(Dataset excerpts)

== Segment start ==

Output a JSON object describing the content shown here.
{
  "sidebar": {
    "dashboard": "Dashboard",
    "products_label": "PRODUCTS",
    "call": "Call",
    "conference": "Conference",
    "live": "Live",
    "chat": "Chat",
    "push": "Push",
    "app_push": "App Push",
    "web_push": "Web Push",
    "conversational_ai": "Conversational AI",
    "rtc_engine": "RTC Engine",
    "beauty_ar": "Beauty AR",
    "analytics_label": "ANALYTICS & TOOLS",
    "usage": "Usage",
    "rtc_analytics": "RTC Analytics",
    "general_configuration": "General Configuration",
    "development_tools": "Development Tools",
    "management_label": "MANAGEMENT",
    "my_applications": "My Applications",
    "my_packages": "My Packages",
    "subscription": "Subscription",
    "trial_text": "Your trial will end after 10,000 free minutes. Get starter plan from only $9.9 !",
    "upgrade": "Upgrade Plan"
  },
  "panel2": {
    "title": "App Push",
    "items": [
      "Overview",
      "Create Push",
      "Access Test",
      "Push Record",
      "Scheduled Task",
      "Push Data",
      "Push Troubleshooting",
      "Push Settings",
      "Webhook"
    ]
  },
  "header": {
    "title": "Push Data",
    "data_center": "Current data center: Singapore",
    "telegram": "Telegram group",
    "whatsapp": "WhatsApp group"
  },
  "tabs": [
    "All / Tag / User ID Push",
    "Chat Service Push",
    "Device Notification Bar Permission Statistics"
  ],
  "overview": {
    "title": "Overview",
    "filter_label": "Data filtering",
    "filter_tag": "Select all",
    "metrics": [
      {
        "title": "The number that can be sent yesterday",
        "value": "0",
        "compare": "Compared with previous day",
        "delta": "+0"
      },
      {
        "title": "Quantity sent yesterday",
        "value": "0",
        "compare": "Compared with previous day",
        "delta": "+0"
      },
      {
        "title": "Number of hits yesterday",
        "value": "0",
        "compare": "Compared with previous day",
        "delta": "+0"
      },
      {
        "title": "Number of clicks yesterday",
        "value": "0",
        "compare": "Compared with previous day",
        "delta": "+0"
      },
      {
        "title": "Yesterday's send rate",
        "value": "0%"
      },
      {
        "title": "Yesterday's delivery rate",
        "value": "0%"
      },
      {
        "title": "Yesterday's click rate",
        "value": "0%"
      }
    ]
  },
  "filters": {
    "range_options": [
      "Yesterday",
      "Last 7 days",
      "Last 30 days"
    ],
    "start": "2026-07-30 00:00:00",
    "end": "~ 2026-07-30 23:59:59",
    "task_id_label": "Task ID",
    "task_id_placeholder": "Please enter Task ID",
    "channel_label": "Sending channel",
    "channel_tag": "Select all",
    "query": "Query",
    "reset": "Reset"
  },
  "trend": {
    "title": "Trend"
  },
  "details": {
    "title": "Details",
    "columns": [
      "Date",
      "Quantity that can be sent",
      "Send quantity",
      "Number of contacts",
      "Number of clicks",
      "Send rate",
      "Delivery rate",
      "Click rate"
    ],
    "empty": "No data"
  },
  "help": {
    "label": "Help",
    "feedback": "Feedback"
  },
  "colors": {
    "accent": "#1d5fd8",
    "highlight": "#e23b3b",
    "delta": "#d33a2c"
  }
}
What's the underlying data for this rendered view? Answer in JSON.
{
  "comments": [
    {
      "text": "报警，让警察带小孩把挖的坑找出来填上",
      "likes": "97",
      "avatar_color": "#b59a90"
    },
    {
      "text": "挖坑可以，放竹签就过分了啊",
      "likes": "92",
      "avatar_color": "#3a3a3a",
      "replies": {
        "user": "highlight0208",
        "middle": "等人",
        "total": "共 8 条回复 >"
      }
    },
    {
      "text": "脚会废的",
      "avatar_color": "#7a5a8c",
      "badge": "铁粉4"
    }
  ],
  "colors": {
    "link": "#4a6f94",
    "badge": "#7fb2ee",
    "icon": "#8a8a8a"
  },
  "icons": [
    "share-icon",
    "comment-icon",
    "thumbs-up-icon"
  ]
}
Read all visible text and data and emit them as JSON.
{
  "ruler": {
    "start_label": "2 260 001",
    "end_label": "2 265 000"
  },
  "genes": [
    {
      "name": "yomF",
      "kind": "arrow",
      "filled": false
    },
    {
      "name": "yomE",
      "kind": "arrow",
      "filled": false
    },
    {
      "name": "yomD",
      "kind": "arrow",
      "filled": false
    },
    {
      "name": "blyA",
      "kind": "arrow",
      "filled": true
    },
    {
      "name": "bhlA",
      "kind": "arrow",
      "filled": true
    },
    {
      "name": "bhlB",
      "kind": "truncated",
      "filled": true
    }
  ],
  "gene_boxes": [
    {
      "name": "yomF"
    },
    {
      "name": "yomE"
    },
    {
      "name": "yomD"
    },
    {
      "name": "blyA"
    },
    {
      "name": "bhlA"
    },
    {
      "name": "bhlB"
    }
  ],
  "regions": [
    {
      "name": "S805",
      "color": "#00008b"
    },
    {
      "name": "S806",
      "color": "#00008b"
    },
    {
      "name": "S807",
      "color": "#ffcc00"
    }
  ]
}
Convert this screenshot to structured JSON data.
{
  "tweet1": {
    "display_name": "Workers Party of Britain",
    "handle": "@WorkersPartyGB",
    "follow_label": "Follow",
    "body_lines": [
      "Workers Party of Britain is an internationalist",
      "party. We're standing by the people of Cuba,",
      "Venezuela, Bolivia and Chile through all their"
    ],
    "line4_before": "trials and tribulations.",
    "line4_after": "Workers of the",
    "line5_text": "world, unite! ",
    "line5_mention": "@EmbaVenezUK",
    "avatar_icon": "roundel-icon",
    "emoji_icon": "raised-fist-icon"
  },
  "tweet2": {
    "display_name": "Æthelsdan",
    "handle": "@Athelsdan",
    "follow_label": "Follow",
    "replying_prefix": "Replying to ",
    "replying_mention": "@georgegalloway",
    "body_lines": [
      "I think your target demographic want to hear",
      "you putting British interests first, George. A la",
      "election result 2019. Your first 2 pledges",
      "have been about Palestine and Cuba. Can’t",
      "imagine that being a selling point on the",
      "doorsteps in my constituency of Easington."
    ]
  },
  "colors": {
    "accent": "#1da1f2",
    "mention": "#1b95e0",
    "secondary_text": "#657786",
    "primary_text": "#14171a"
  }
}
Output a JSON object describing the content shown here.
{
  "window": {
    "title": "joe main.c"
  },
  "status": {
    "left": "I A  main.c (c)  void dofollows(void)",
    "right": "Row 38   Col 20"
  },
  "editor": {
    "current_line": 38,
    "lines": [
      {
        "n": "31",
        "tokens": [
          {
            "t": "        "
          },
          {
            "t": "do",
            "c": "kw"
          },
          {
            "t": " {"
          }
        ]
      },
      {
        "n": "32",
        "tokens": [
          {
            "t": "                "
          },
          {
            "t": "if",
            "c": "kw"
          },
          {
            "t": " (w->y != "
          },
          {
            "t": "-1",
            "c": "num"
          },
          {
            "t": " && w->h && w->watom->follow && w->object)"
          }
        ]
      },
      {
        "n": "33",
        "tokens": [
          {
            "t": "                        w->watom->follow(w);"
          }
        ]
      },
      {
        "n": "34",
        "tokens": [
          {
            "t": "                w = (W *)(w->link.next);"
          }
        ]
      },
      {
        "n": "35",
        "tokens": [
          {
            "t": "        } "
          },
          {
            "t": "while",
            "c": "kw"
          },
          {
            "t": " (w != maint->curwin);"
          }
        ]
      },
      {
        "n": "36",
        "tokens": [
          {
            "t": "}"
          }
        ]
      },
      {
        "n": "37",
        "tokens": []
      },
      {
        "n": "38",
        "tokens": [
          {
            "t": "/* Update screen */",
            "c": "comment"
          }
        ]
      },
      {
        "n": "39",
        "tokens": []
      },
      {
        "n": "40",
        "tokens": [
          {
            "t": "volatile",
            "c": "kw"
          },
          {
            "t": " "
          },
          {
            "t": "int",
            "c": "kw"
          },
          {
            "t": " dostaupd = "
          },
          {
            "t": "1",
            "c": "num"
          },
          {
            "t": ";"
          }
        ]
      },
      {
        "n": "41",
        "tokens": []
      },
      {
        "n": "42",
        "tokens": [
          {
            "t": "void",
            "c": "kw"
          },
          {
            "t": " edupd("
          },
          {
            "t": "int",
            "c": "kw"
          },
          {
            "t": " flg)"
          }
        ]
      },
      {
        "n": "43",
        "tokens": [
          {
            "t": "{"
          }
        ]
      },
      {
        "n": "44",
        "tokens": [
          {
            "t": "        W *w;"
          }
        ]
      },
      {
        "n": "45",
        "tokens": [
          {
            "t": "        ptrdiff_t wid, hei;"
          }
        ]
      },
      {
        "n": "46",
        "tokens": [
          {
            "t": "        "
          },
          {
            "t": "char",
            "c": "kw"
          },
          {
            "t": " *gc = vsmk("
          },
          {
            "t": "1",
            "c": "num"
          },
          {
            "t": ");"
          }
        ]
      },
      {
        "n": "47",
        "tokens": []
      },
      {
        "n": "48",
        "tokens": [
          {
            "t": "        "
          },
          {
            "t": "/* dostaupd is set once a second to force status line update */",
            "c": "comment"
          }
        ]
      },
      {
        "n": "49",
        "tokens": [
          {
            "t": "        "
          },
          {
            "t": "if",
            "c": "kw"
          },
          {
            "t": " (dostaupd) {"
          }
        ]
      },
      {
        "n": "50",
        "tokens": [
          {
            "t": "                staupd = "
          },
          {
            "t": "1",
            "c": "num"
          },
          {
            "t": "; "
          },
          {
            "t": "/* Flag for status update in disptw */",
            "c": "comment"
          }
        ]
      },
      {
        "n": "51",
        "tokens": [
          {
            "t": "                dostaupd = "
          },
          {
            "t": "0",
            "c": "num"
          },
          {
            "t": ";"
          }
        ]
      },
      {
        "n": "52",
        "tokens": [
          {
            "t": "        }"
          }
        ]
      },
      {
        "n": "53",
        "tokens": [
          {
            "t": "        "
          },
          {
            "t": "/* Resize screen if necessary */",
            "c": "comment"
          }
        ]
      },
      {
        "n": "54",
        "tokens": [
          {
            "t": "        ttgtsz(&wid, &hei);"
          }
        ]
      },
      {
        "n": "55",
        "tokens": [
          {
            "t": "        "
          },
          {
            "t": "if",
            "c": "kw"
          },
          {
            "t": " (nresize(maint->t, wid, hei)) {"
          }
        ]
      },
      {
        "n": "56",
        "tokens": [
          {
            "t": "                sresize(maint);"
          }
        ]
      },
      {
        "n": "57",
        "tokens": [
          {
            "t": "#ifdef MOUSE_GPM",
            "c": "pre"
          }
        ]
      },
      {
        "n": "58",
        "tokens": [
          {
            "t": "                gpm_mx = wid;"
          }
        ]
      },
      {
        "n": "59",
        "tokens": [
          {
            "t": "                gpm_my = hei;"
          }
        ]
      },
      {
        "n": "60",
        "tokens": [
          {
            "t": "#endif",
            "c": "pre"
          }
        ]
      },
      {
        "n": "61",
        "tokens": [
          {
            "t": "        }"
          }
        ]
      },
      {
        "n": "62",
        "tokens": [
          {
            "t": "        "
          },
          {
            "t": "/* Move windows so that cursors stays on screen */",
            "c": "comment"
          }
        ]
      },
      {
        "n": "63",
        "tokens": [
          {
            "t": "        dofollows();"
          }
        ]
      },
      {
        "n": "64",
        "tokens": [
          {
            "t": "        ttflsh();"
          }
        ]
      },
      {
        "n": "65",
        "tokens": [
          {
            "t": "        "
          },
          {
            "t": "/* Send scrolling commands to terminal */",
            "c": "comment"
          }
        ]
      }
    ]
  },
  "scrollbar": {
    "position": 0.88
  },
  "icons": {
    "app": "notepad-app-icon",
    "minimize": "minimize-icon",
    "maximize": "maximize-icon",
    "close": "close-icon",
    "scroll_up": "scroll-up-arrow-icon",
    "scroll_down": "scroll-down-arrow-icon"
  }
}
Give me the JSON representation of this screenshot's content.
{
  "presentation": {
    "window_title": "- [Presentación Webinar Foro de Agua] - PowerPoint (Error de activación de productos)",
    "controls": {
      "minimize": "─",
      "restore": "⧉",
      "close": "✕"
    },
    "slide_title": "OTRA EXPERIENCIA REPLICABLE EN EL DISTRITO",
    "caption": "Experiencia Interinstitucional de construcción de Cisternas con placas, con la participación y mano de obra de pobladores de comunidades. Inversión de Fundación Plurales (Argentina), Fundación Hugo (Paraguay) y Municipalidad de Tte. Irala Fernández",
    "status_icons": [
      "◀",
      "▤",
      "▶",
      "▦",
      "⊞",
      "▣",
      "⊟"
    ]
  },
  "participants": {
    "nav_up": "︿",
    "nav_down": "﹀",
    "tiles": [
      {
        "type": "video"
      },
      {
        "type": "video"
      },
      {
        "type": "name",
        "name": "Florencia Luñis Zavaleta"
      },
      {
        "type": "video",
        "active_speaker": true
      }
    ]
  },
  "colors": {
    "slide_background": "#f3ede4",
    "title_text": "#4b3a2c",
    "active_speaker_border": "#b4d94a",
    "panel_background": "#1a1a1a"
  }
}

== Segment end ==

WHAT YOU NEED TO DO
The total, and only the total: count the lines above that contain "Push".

OUTPUT
12